* **TRY IT**: Please return the full listing word for word, leaving out any pictures.

* **INPUT**:
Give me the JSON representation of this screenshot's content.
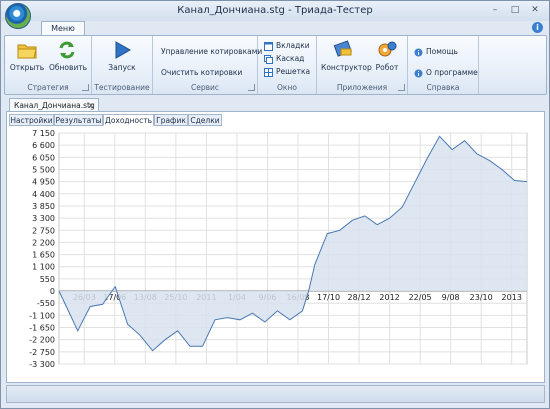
{
  "window": {
    "title": "Канал_Дончиана.stg - Триада-Тестер",
    "minimize_glyph": "–",
    "maximize_glyph": "□",
    "close_glyph": "✕"
  },
  "menu_tab": "Меню",
  "help_glyph": "i",
  "ribbon": {
    "groups": {
      "strategy": {
        "label": "Стратегия",
        "open": "Открыть",
        "refresh": "Обновить"
      },
      "testing": {
        "label": "Тестирование",
        "run": "Запуск"
      },
      "service": {
        "label": "Сервис",
        "manage_quotes": "Управление котировками",
        "clear_quotes": "Очистить котировки"
      },
      "window": {
        "label": "Окно",
        "tabs": "Вкладки",
        "cascade": "Каскад",
        "grid": "Решетка"
      },
      "apps": {
        "label": "Приложения",
        "constructor": "Конструктор",
        "robot": "Робот"
      },
      "help": {
        "label": "Справка",
        "help": "Помощь",
        "about": "О программе"
      }
    },
    "icons": [
      "folder-icon",
      "refresh-icon",
      "play-icon",
      "tabs-icon",
      "cascade-icon",
      "grid-icon",
      "constructor-icon",
      "robot-icon",
      "info-icon"
    ]
  },
  "doc_tab": {
    "title": "Канал_Дончиана.stg",
    "close": "✕"
  },
  "subtabs": [
    "Настройки",
    "Результаты",
    "Доходность",
    "График",
    "Сделки"
  ],
  "active_subtab": "Доходность",
  "colors": {
    "line": "#4a78b0",
    "fill": "#d7e2ee",
    "grid": "#e0e0e0"
  },
  "chart_data": {
    "type": "area",
    "title": "",
    "xlabel": "",
    "ylabel": "",
    "ylim": [
      -3300,
      7150
    ],
    "y_ticks": [
      "7 150",
      "6 600",
      "6 050",
      "5 500",
      "4 950",
      "4 400",
      "3 850",
      "3 300",
      "2 750",
      "2 200",
      "1 650",
      "1 100",
      "550",
      "0",
      "-550",
      "-1 100",
      "-1 650",
      "-2 200",
      "-2 750",
      "-3 300"
    ],
    "x_ticks": [
      "26/03",
      "17/06",
      "13/08",
      "25/10",
      "2011",
      "1/04",
      "9/06",
      "16/08",
      "17/10",
      "28/12",
      "2012",
      "22/05",
      "9/08",
      "23/10",
      "2013"
    ],
    "grid": true,
    "series": [
      {
        "x_index": [
          0,
          0.3,
          0.6,
          1.0,
          1.4,
          1.8,
          2.2,
          2.6,
          3.0,
          3.4,
          3.8,
          4.2,
          4.6,
          5.0,
          5.4,
          5.8,
          6.2,
          6.6,
          7.0,
          7.4,
          7.8,
          8.0,
          8.2,
          8.6,
          9.0,
          9.4,
          9.8,
          10.2,
          10.6,
          11.0,
          11.4,
          11.8,
          12.2,
          12.6,
          13.0,
          13.4,
          13.8,
          14.2,
          14.6,
          15.0
        ],
        "values": [
          0,
          -900,
          -1800,
          -700,
          -600,
          200,
          -1500,
          -2000,
          -2700,
          -2200,
          -1800,
          -2500,
          -2500,
          -1300,
          -1200,
          -1300,
          -1000,
          -1400,
          -900,
          -1300,
          -900,
          0,
          1200,
          2600,
          2750,
          3200,
          3400,
          3000,
          3300,
          3800,
          4900,
          6000,
          7000,
          6400,
          6800,
          6200,
          5900,
          5500,
          5000,
          4950
        ]
      }
    ]
  }
}
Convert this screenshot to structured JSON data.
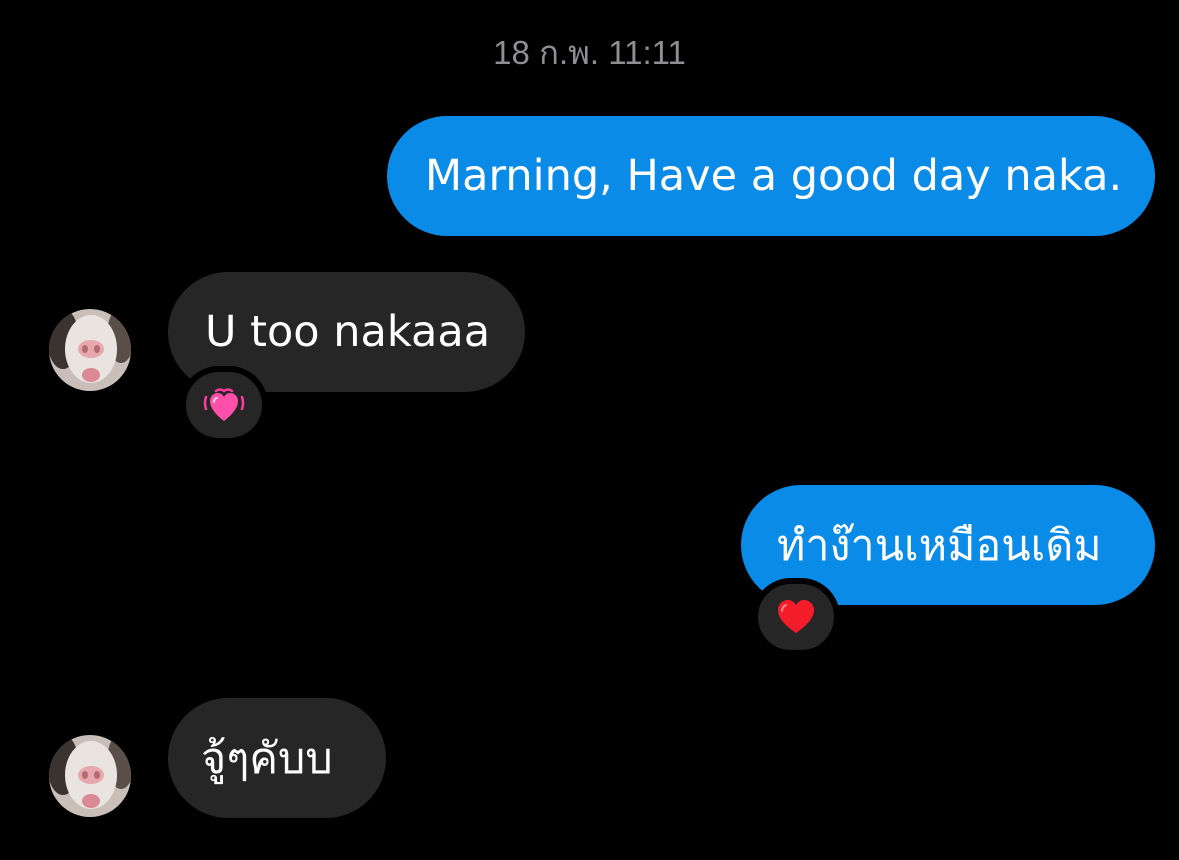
{
  "conversation": {
    "timestamp": "18 ก.พ. 11:11",
    "messages": [
      {
        "direction": "outgoing",
        "text": "Marning, Have a good day naka."
      },
      {
        "direction": "incoming",
        "text": "U too nakaaa",
        "reaction": "growing-heart-icon"
      },
      {
        "direction": "outgoing",
        "text": "ทำง๊านเหมือนเดิม",
        "reaction": "red-heart-icon"
      },
      {
        "direction": "incoming",
        "text": "จู้ๆคับบ"
      }
    ]
  },
  "colors": {
    "background": "#000000",
    "outgoing_bubble": "#0a8be8",
    "incoming_bubble": "#262626",
    "timestamp_text": "#8e8e93"
  }
}
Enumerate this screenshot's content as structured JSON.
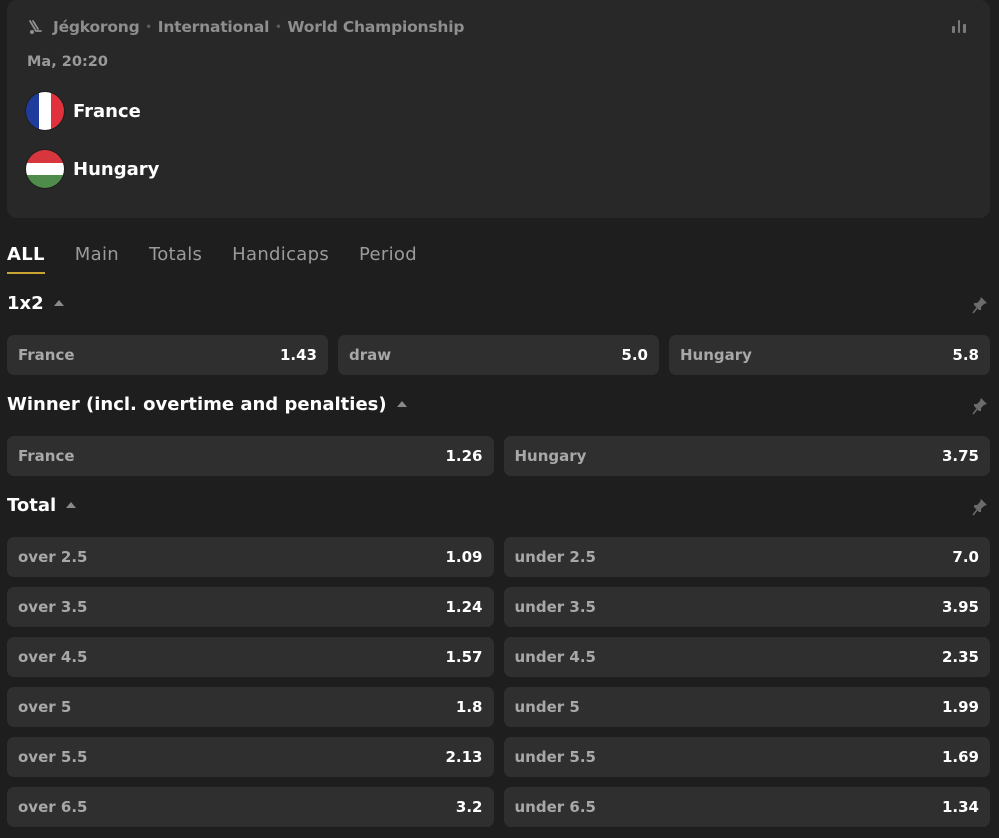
{
  "event": {
    "breadcrumb": [
      "Jégkorong",
      "International",
      "World Championship"
    ],
    "sport_icon": "hockey-icon",
    "time": "Ma, 20:20",
    "home": {
      "name": "France",
      "flag_colors": [
        "#1f3c9c",
        "#ffffff",
        "#e0313c"
      ]
    },
    "away": {
      "name": "Hungary",
      "flag_colors": [
        "#d7363c",
        "#ffffff",
        "#4f8b4a"
      ]
    }
  },
  "tabs": [
    "ALL",
    "Main",
    "Totals",
    "Handicaps",
    "Period"
  ],
  "active_tab": "ALL",
  "markets": {
    "m1x2": {
      "title": "1x2",
      "outcomes": [
        {
          "label": "France",
          "odd": "1.43"
        },
        {
          "label": "draw",
          "odd": "5.0"
        },
        {
          "label": "Hungary",
          "odd": "5.8"
        }
      ]
    },
    "winner": {
      "title": "Winner (incl. overtime and penalties)",
      "outcomes": [
        {
          "label": "France",
          "odd": "1.26"
        },
        {
          "label": "Hungary",
          "odd": "3.75"
        }
      ]
    },
    "total": {
      "title": "Total",
      "rows": [
        [
          {
            "label": "over 2.5",
            "odd": "1.09"
          },
          {
            "label": "under 2.5",
            "odd": "7.0"
          }
        ],
        [
          {
            "label": "over 3.5",
            "odd": "1.24"
          },
          {
            "label": "under 3.5",
            "odd": "3.95"
          }
        ],
        [
          {
            "label": "over 4.5",
            "odd": "1.57"
          },
          {
            "label": "under 4.5",
            "odd": "2.35"
          }
        ],
        [
          {
            "label": "over 5",
            "odd": "1.8"
          },
          {
            "label": "under 5",
            "odd": "1.99"
          }
        ],
        [
          {
            "label": "over 5.5",
            "odd": "2.13"
          },
          {
            "label": "under 5.5",
            "odd": "1.69"
          }
        ],
        [
          {
            "label": "over 6.5",
            "odd": "3.2"
          },
          {
            "label": "under 6.5",
            "odd": "1.34"
          }
        ]
      ]
    }
  },
  "colors": {
    "accent": "#c8a433",
    "background": "#1e1e1e",
    "card": "#282828",
    "button": "#2f2f2f"
  }
}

* **EXERCISE RESPONSE**:
Give me the JSON representation of this screenshot's content.
{
  "window": {
    "title": "Канал_Дончиана.stg - Триада-Тестер",
    "minimize_glyph": "–",
    "maximize_glyph": "□",
    "close_glyph": "✕"
  },
  "menu_tab": "Меню",
  "help_glyph": "i",
  "ribbon": {
    "groups": {
      "strategy": {
        "label": "Стратегия",
        "open": "Открыть",
        "refresh": "Обновить"
      },
      "testing": {
        "label": "Тестирование",
        "run": "Запуск"
      },
      "service": {
        "label": "Сервис",
        "manage_quotes": "Управление котировками",
        "clear_quotes": "Очистить котировки"
      },
      "window": {
        "label": "Окно",
        "tabs": "Вкладки",
        "cascade": "Каскад",
        "grid": "Решетка"
      },
      "apps": {
        "label": "Приложения",
        "constructor": "Конструктор",
        "robot": "Робот"
      },
      "help": {
        "label": "Справка",
        "help": "Помощь",
        "about": "О программе"
      }
    },
    "icons": [
      "folder-icon",
      "refresh-icon",
      "play-icon",
      "tabs-icon",
      "cascade-icon",
      "grid-icon",
      "constructor-icon",
      "robot-icon",
      "info-icon"
    ]
  },
  "doc_tab": {
    "title": "Канал_Дончиана.stg",
    "close": "✕"
  },
  "subtabs": [
    "Настройки",
    "Результаты",
    "Доходность",
    "График",
    "Сделки"
  ],
  "active_subtab": "Доходность",
  "colors": {
    "line": "#4a78b0",
    "fill": "#d7e2ee",
    "grid": "#e0e0e0"
  },
  "chart_data": {
    "type": "area",
    "title": "",
    "xlabel": "",
    "ylabel": "",
    "ylim": [
      -3300,
      7150
    ],
    "y_ticks": [
      "7 150",
      "6 600",
      "6 050",
      "5 500",
      "4 950",
      "4 400",
      "3 850",
      "3 300",
      "2 750",
      "2 200",
      "1 650",
      "1 100",
      "550",
      "0",
      "-550",
      "-1 100",
      "-1 650",
      "-2 200",
      "-2 750",
      "-3 300"
    ],
    "x_ticks": [
      "26/03",
      "17/06",
      "13/08",
      "25/10",
      "2011",
      "1/04",
      "9/06",
      "16/08",
      "17/10",
      "28/12",
      "2012",
      "22/05",
      "9/08",
      "23/10",
      "2013"
    ],
    "grid": true,
    "series": [
      {
        "x_index": [
          0,
          0.3,
          0.6,
          1.0,
          1.4,
          1.8,
          2.2,
          2.6,
          3.0,
          3.4,
          3.8,
          4.2,
          4.6,
          5.0,
          5.4,
          5.8,
          6.2,
          6.6,
          7.0,
          7.4,
          7.8,
          8.0,
          8.2,
          8.6,
          9.0,
          9.4,
          9.8,
          10.2,
          10.6,
          11.0,
          11.4,
          11.8,
          12.2,
          12.6,
          13.0,
          13.4,
          13.8,
          14.2,
          14.6,
          15.0
        ],
        "values": [
          0,
          -900,
          -1800,
          -700,
          -600,
          200,
          -1500,
          -2000,
          -2700,
          -2200,
          -1800,
          -2500,
          -2500,
          -1300,
          -1200,
          -1300,
          -1000,
          -1400,
          -900,
          -1300,
          -900,
          0,
          1200,
          2600,
          2750,
          3200,
          3400,
          3000,
          3300,
          3800,
          4900,
          6000,
          7000,
          6400,
          6800,
          6200,
          5900,
          5500,
          5000,
          4950
        ]
      }
    ]
  }
}
Convert this screenshot to structured JSON data.
{
  "conversation": {
    "timestamp": "18 ก.พ. 11:11",
    "messages": [
      {
        "direction": "outgoing",
        "text": "Marning, Have a good day naka."
      },
      {
        "direction": "incoming",
        "text": "U too nakaaa",
        "reaction": "growing-heart-icon"
      },
      {
        "direction": "outgoing",
        "text": "ทำง๊านเหมือนเดิม",
        "reaction": "red-heart-icon"
      },
      {
        "direction": "incoming",
        "text": "จู้ๆคับบ"
      }
    ]
  },
  "colors": {
    "background": "#000000",
    "outgoing_bubble": "#0a8be8",
    "incoming_bubble": "#262626",
    "timestamp_text": "#8e8e93"
  }
}
Enumerate this screenshot's content as structured JSON.
{
  "event": {
    "breadcrumb": [
      "Jégkorong",
      "International",
      "World Championship"
    ],
    "sport_icon": "hockey-icon",
    "time": "Ma, 20:20",
    "home": {
      "name": "France",
      "flag_colors": [
        "#1f3c9c",
        "#ffffff",
        "#e0313c"
      ]
    },
    "away": {
      "name": "Hungary",
      "flag_colors": [
        "#d7363c",
        "#ffffff",
        "#4f8b4a"
      ]
    }
  },
  "tabs": [
    "ALL",
    "Main",
    "Totals",
    "Handicaps",
    "Period"
  ],
  "active_tab": "ALL",
  "markets": {
    "m1x2": {
      "title": "1x2",
      "outcomes": [
        {
          "label": "France",
          "odd": "1.43"
        },
        {
          "label": "draw",
          "odd": "5.0"
        },
        {
          "label": "Hungary",
          "odd": "5.8"
        }
      ]
    },
    "winner": {
      "title": "Winner (incl. overtime and penalties)",
      "outcomes": [
        {
          "label": "France",
          "odd": "1.26"
        },
        {
          "label": "Hungary",
          "odd": "3.75"
        }
      ]
    },
    "total": {
      "title": "Total",
      "rows": [
        [
          {
            "label": "over 2.5",
            "odd": "1.09"
          },
          {
            "label": "under 2.5",
            "odd": "7.0"
          }
        ],
        [
          {
            "label": "over 3.5",
            "odd": "1.24"
          },
          {
            "label": "under 3.5",
            "odd": "3.95"
          }
        ],
        [
          {
            "label": "over 4.5",
            "odd": "1.57"
          },
          {
            "label": "under 4.5",
            "odd": "2.35"
          }
        ],
        [
          {
            "label": "over 5",
            "odd": "1.8"
          },
          {
            "label": "under 5",
            "odd": "1.99"
          }
        ],
        [
          {
            "label": "over 5.5",
            "odd": "2.13"
          },
          {
            "label": "under 5.5",
            "odd": "1.69"
          }
        ],
        [
          {
            "label": "over 6.5",
            "odd": "3.2"
          },
          {
            "label": "under 6.5",
            "odd": "1.34"
          }
        ]
      ]
    }
  },
  "colors": {
    "accent": "#c8a433",
    "background": "#1e1e1e",
    "card": "#282828",
    "button": "#2f2f2f"
  }
}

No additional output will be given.